Daughters accompanied by parents, mothers carrying young infants, young girls walking in the company of males, no one is spared.  The most annoying sight for me personally is young men holding hands (never can tell if they’re lovers or frightened) checking out every woman as if it were ET doing squats.

It’s not just the uneducated laborers at construction sites, but it’s men from affluent backgrounds indulging in the same; maybe in a what they believe sophisticated manner but its still harassment. A friend nudges me once to check out a girl in a skirt. And he goes, “You see her? I bet she’d sleep with anyone!”

As a man nothing pisses me off more than the sight of men shamelessly staring at my partner/friends. Such behavior is at its peak during festivals when heavy vehicles laden with erotically charged puberty stricken boys from slums go to great lengths to jeopardize their lives and that of others. Indian festivals like Janmashtami, Holi or Ganesh Visarjan have drawbacks especially if you’re a woman. Every corner one finds skinny uncouth frustrated ‘govindas’ waiting to pounce on you. Lude gestures, sexual innuendos all in broad daylight and no action is ever taken against these desperate for attention morons. Cops go soft on them in the spirit of revelry.

Tips for Boys

(1) Insecure boys bully and intimidate with the belief they’re superior to women. Its simply a way to assert fake masculinity. Any dignified man with even a little self respect will treat ALL women with respect irrespective of what she wears, personal choices, where she’s from or how she looks.

(2) You look like complete douche bags when you stare, comment, rate etc

(3) Irrespective to what your ‘friends’ think always question your own double standards and attitudes. Avoid laughing at sexist jokes simply to humor them reminding yourself you might offend someone. Do not repeat what your fathers did. Believe me there is no place in the Men’s community for perverts.Your attitude towards strangers reflects your upbringing at home. Besides you wouldn’t want your mother or your sister to go through the exact same thing.

(4) Speak up when you witness/experience bullying. Neutrality helps the oppressor not the victim.

(5) Do away with cliches such as ‘boys will be boys’ You have no bloody right to interrupt another’s personal space just coz you can’t keep it in your pants.

(6) Being stared at by scary strange men can be quite an experience. No woman likes being ‘appreciated’ by random morons.

A little about my group Shoot At Sight

It’s simple. Click pictures of perpetrators of street sexual harassment and upload it on the group. Ive been doing this and the feeling is awesome.
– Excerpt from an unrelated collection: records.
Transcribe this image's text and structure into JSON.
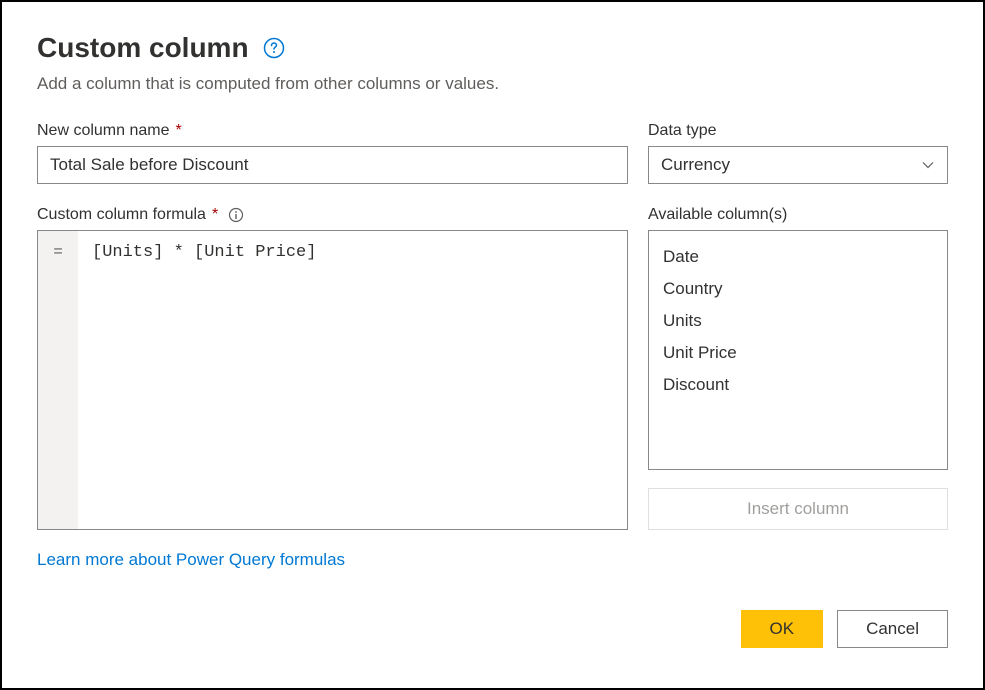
{
  "dialog": {
    "title": "Custom column",
    "subtitle": "Add a column that is computed from other columns or values."
  },
  "labels": {
    "new_column_name": "New column name",
    "data_type": "Data type",
    "custom_column_formula": "Custom column formula",
    "available_columns": "Available column(s)",
    "required_marker": "*"
  },
  "inputs": {
    "column_name_value": "Total Sale before Discount",
    "data_type_value": "Currency",
    "formula_equals": "=",
    "formula_value": "[Units] * [Unit Price]"
  },
  "available_columns": [
    "Date",
    "Country",
    "Units",
    "Unit Price",
    "Discount"
  ],
  "buttons": {
    "insert_column": "Insert column",
    "ok": "OK",
    "cancel": "Cancel"
  },
  "link": {
    "learn_more": "Learn more about Power Query formulas"
  }
}
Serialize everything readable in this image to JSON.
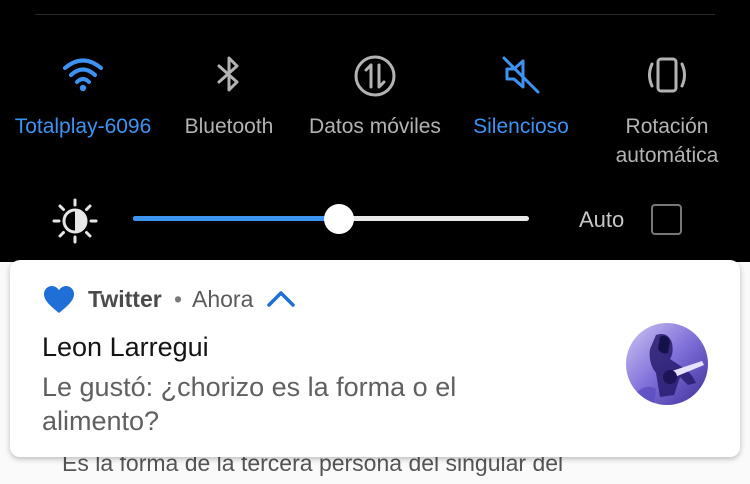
{
  "quick_settings": {
    "tiles": [
      {
        "label": "Totalplay-6096",
        "icon": "wifi-icon",
        "active": true
      },
      {
        "label": "Bluetooth",
        "icon": "bluetooth-icon",
        "active": false
      },
      {
        "label": "Datos móviles",
        "icon": "mobile-data-icon",
        "active": false
      },
      {
        "label": "Silencioso",
        "icon": "silent-icon",
        "active": true
      },
      {
        "label": "Rotación automática",
        "icon": "rotation-icon",
        "active": false
      }
    ],
    "accent_color": "#3d93f2",
    "inactive_color": "#b3b3b3"
  },
  "brightness": {
    "level": 0.52,
    "auto_label": "Auto",
    "auto_checked": false
  },
  "notification": {
    "app_icon": "heart-icon",
    "app_name": "Twitter",
    "separator": "•",
    "time": "Ahora",
    "expand_icon": "chevron-up-icon",
    "title": "Leon Larregui",
    "body": "Le gustó: ¿chorizo es la forma o el alimento?",
    "avatar": "avatar-image"
  },
  "background_text": {
    "line": "Es la forma de la tercera persona del singular del"
  }
}
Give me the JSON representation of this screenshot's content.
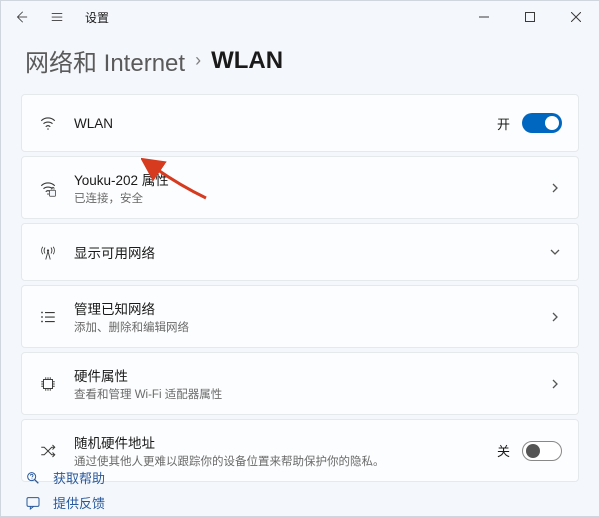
{
  "titlebar": {
    "label": "设置"
  },
  "breadcrumb": {
    "parent": "网络和 Internet",
    "separator": "›",
    "current": "WLAN"
  },
  "rows": {
    "wlan": {
      "title": "WLAN",
      "state_label": "开",
      "toggle_on": true
    },
    "current_network": {
      "title": "Youku-202 属性",
      "subtitle": "已连接，安全"
    },
    "show_networks": {
      "title": "显示可用网络"
    },
    "known_networks": {
      "title": "管理已知网络",
      "subtitle": "添加、删除和编辑网络"
    },
    "hardware": {
      "title": "硬件属性",
      "subtitle": "查看和管理 Wi-Fi 适配器属性"
    },
    "random_mac": {
      "title": "随机硬件地址",
      "subtitle": "通过使其他人更难以跟踪你的设备位置来帮助保护你的隐私。",
      "state_label": "关",
      "toggle_on": false
    }
  },
  "footer": {
    "help": "获取帮助",
    "feedback": "提供反馈"
  },
  "colors": {
    "accent": "#0067c0",
    "arrow": "#d63a1f"
  }
}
Imagine as a woman, life constantly being interrupted by stares, chuckling and sexual innuendos? You’re constantly being made to feel sorry for stepping outside your door, to feel sorry you’re a woman, made to feel its happening coz your always asking for it.

The bullying MUST stop! By clicking pics I personally believe your taking the power away from the gaze and bringing shame to the whole act. I see so many of them hiding their faces when i whip my phone out, standing motionless in front of them as if to say “lets see how much of a man are you now?”

The more pics we have the more the group grows. The more it grows, the more people would want to join and discuss street sexual harassment as a crime rather than pretending it doesn’t exist.

Head high, chin up, walk as if you own the damn street.

– Mohnish Moorjani

Creator of the group Shoot At Sight

This post is part of the weekly blog series by male allies. We need men involved in the work to end the social acceptability of street harassment and to stop the practice, period. If you’d like to contribute to this weekly series, please contact me.